Silver has all the elements of a market that is ready to make a significant move on the upside. Gold is trading at its highest price in one-half of a decade. Interest rates are falling, which will likely slow down the ascent of the US dollar. The price traded above the 2019 high and ended the pattern of lower highs on the weekly chart that had been in place since 2016.
The monthly chart shows that both price momentum and relative strength are rising in neutral territory. The metrics are at a level where there is more room on the upside. Open interest, the total number of open long and short positions in the silver futures market is rising with the price of the precious metal. In a futures market, increasing open interest and ascending price is typically a technical validation of an emerging bullish trend. Monthly historical volatility at around the 16% level is steady, which can be a sign that the rally has room to continue.
Above last week’s high at $16.505, the next level of technical resistance stands at the 2017 peak at $17.705 and the 2018 high at $18.655. If silver rises above these levels, the 2016 peak at $21.095 will be the upside target. The silver-gold ratio dropped from its recent high at over 93:1 to the 88:1 level at the end of last week. The modern-day average for the ratio dating back to the 1970s stands at 55:1. In 2011, when gold and silver hit highs, the ratio fell to under 33:1. Silver is a highly volatile market. When it starts to move, it is possible that a herd of buyers will flood into the market if the sentiment shifts to expect a significant percentage price move in the metal. With gold at the $1426.70 level on July 19, a return to the historical average would put the silver price at $25.94 per ounce, $9.745 above the closing price last Friday. Silver has the potential to make an explosive move to the upside, and risk-reward favors a long position with a tight stop in the silver market. Risking $1 on the downside for the potential of an almost $10 gain is a favorable risk-reward ratio.
Crude oil is likely to find support

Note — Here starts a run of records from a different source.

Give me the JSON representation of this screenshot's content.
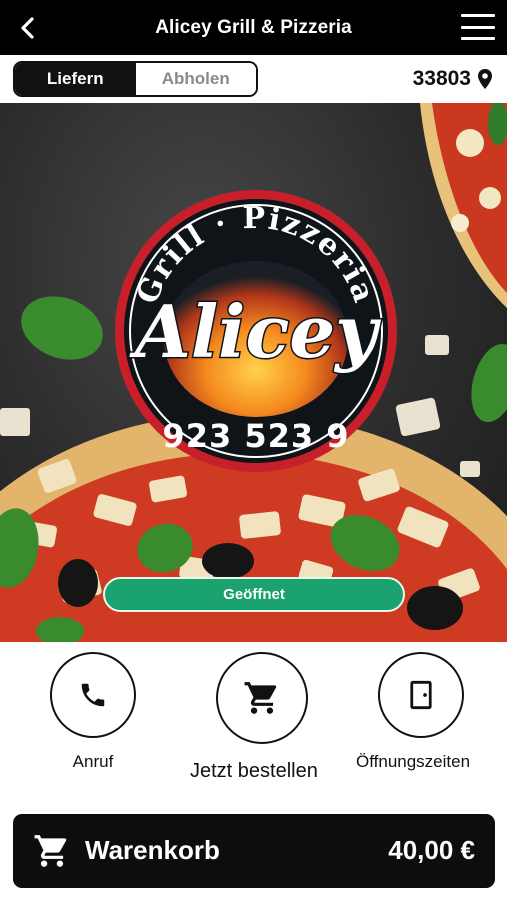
{
  "header": {
    "title": "Alicey Grill & Pizzeria",
    "back_icon": "chevron-left-icon",
    "menu_icon": "hamburger-menu-icon"
  },
  "mode_toggle": {
    "options": [
      "Liefern",
      "Abholen"
    ],
    "selected": "Liefern"
  },
  "location": {
    "postal_code": "33803",
    "icon": "map-pin-icon"
  },
  "hero": {
    "logo": {
      "top_text": "Grill · Pizzeria",
      "brand": "Alicey",
      "phone": "923 523 9"
    },
    "status": "Geöffnet"
  },
  "actions": [
    {
      "label": "Anruf",
      "icon": "phone-icon"
    },
    {
      "label": "Jetzt bestellen",
      "icon": "shopping-cart-icon"
    },
    {
      "label": "Öffnungszeiten",
      "icon": "door-icon"
    }
  ],
  "cart": {
    "label": "Warenkorb",
    "total": "40,00 €",
    "icon": "shopping-cart-icon"
  },
  "colors": {
    "header_bg": "#000000",
    "status_green": "#1aa36f",
    "logo_ring": "#c8202a",
    "cart_bg": "#0d0d0d"
  }
}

US oil production and global economic weakness are reasons for concern when it comes to the price of crude oil. However, with 20% of the world’s oil supplies traveling through the Strait of Hormuz each day, Iran stands as a danger for the logistical route. Over recent months, Iran attacked oil tankers in the region. The Iranians shot down a US drone and fired missiles into Saudi sovereign territory. Most recently, the US shot down an Iranian drone, and Iran hijacked two tankers; one with a British and another with a Liberian flag. While the current path of least resistance of the price of crude oil is lower, a continuation of selling could depend on the start of talks between the US and Iran. Last week, US Secretary of State Mike Pompeo told markets that Iran wants a deal with the US. However, that could be a pipe dream considering the latest incidents. Moreover, Iran and the US have had long-standing problems since the late 1970s at the time of the Islamic Revolution. The hostage crisis in 1979, a bombing that killed US military personnel in Lebanon, Iran’s threats to Israel, and funding for terrorist organizations throughout the Middle East are reasons why negotiations are not likely any time soon.

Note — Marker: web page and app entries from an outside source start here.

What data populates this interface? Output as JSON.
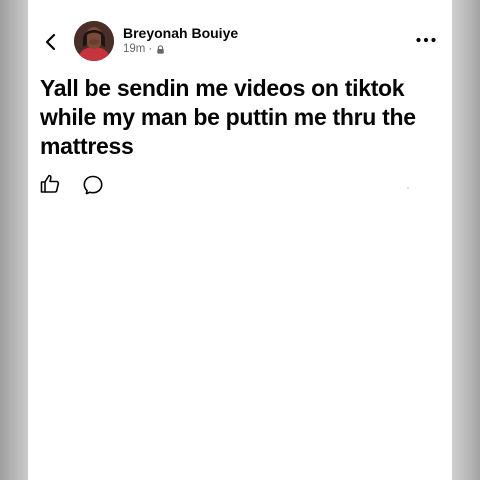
{
  "post": {
    "author_name": "Breyonah Bouiye",
    "time_ago": "19m",
    "separator": "·",
    "text": "Yall be sendin me videos on tiktok while my man be puttin me thru the mattress"
  },
  "icons": {
    "back": "chevron-left-icon",
    "privacy": "lock-icon",
    "more": "more-horizontal-icon",
    "like": "thumbs-up-icon",
    "comment": "comment-icon"
  },
  "colors": {
    "text_primary": "#050505",
    "text_secondary": "#65676b",
    "page_background": "#ffffff",
    "frame_gray": "#b9b9b9"
  }
}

Iran is likely to continue to provoke the US up to a point as neither side wants a war. Iran could be waiting for the 2020 Presidential election in the US to see if they must deal with President Trump or if a new leader would take the US back into the 2015 nuclear nonproliferation agreement. Therefore, with the threats to production, refining, and logistical routes in the Middle East rising, the price of crude oil is likely to find support on price weakness. I do not expect to see a $40 handle on crude oil during the current corrective move.
Oil went lower and silver higher over the past week. I believe we are in for lots of volatility in both markets over the rest of 2019.